Truman, also in 1946, launched the National School Lunch Program, which fed millions of impoverished children with free meals. There is more we can do though to eliminate child hunger in our country including increasing summer feeding and weekend backpack programs. These initiatives fill in the gaps when the free lunches are not available when school is closed.

These food programs are especially critical in areas like Houston, which is recovering from Hurricane Harvey. The Houston Food Bank has received a great demand from schools for weekend backpack programs to feed needy children.

The Democratic response to President Trump’s speech should also prioritize feeding the hungry. Democrats and Republicans often come together on the issue of hunger. Recent Congressional Gold Medal winner Republican Bob Dole made a career of partnering with Democratic Sen. George McGovern on the issue of hunger. The two parties must show the same type of cooperation today if we are to defeat hunger here in America and overseas.

Food is vital to our foreign and domestic policy. We should expect President Trump to highlight this in his State of the Union and launch a plan of action. We are stronger at home with good nutrition for all, especially children.

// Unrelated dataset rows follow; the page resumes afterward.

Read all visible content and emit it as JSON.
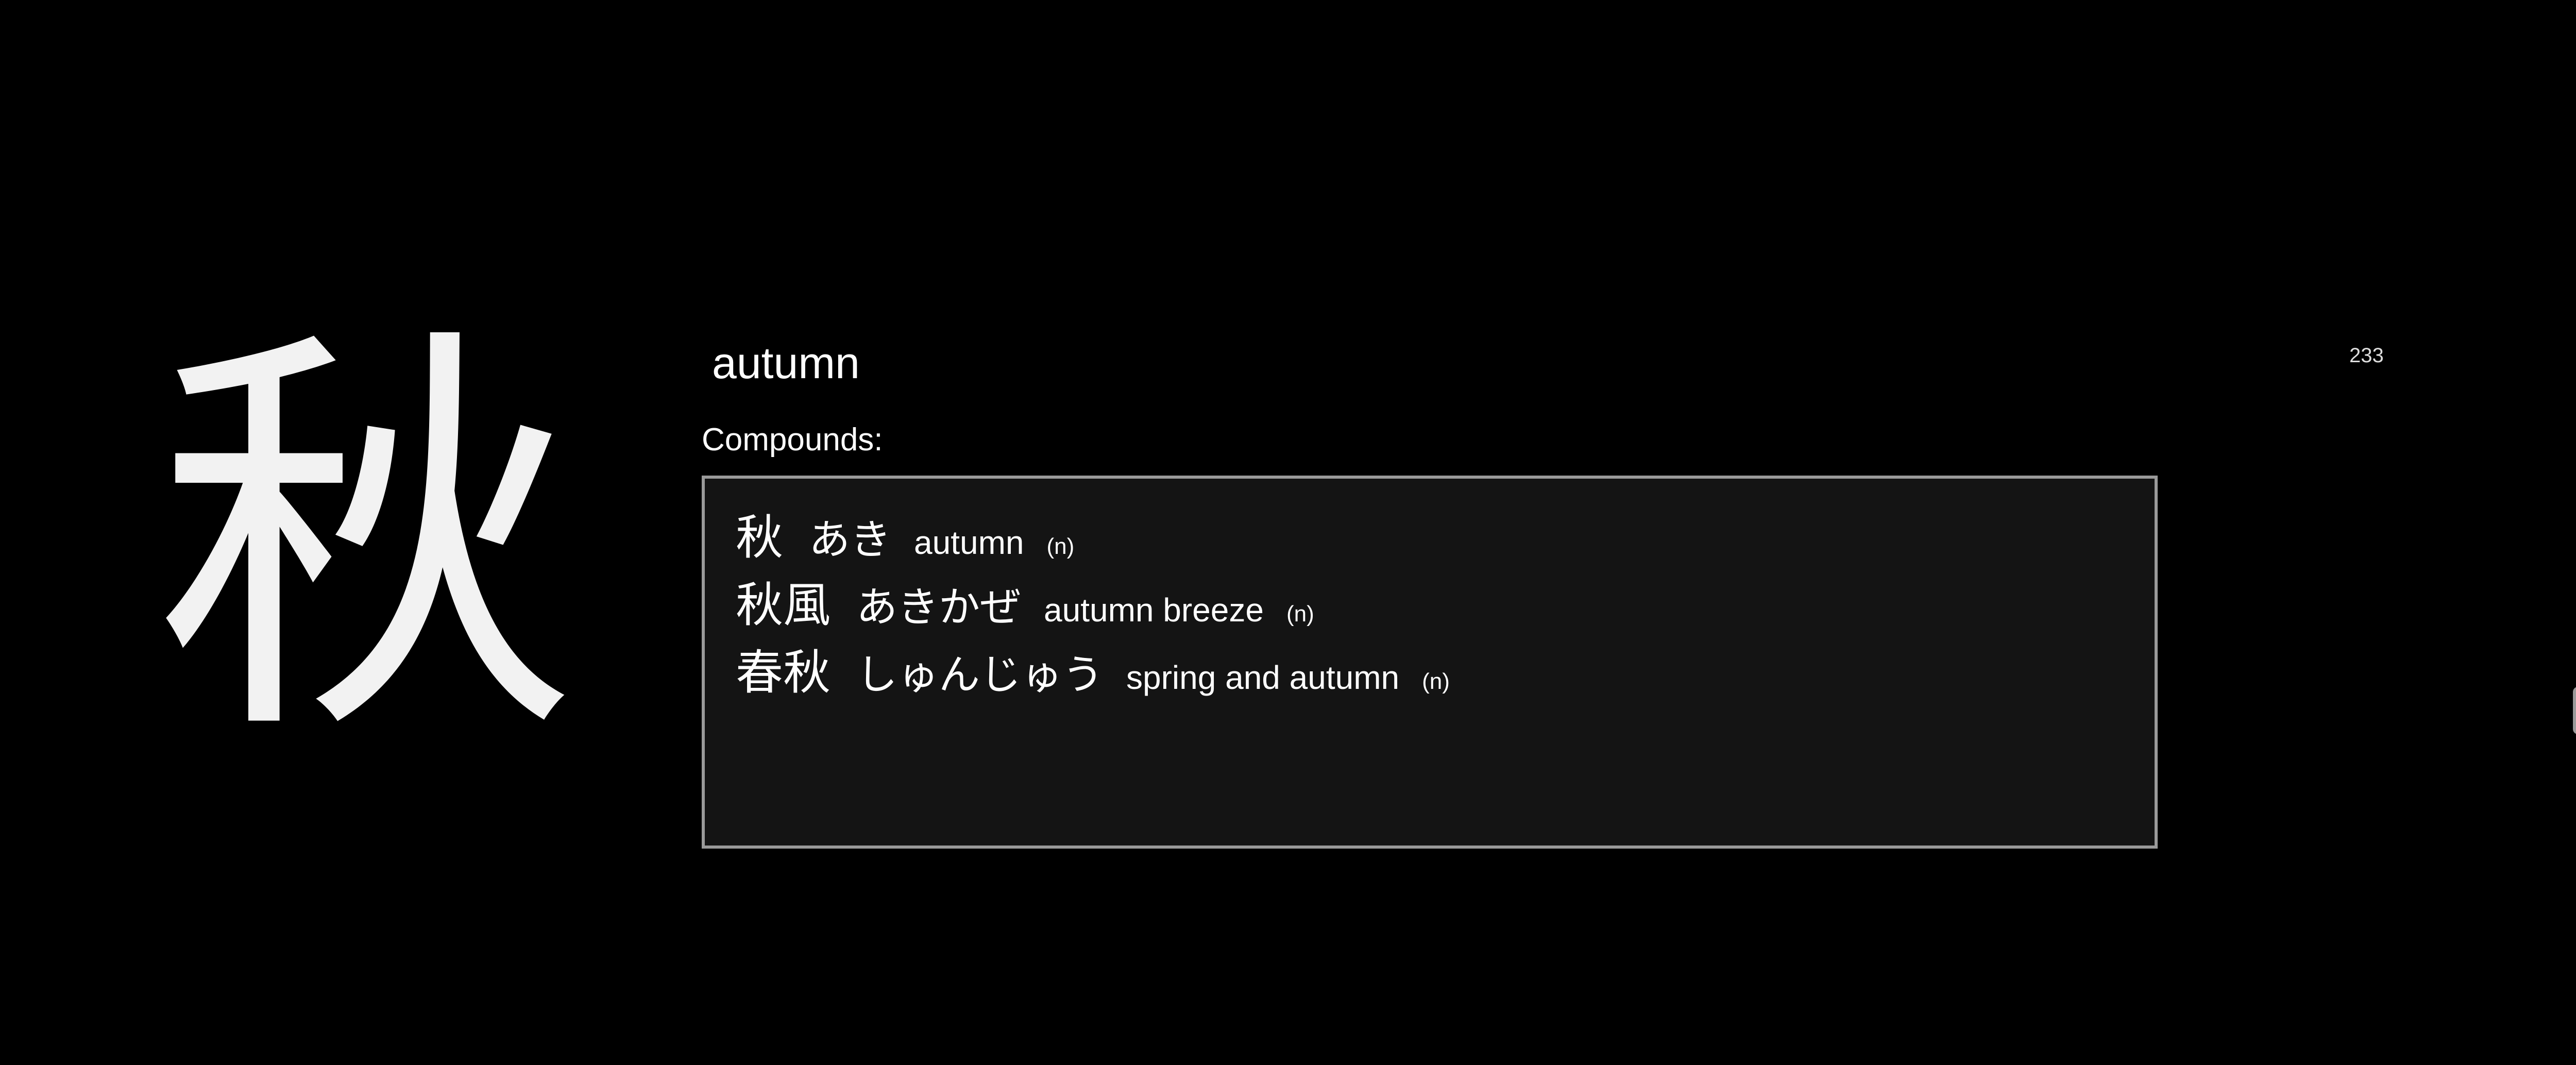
{
  "kanji": "秋",
  "meaning": "autumn",
  "counter": "233",
  "compounds_label": "Compounds:",
  "compounds": [
    {
      "word": "秋",
      "reading": "あき",
      "gloss": "autumn",
      "pos": "(n)"
    },
    {
      "word": "秋風",
      "reading": "あきかぜ",
      "gloss": "autumn breeze",
      "pos": "(n)"
    },
    {
      "word": "春秋",
      "reading": "しゅんじゅう",
      "gloss": "spring and autumn",
      "pos": "(n)"
    }
  ],
  "colors": {
    "background": "#000000",
    "box_background": "#141414",
    "box_border": "#9a9a9a",
    "text": "#ffffff"
  }
}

Overseas we cannot win the peace if people are starving. 

William Lambers is an author who partnered with the UN World Food Program on the book Ending World Hunger. He writes on History News Network, The Hill and many other news outlets. He is a member of the Feeding America Blogger Council.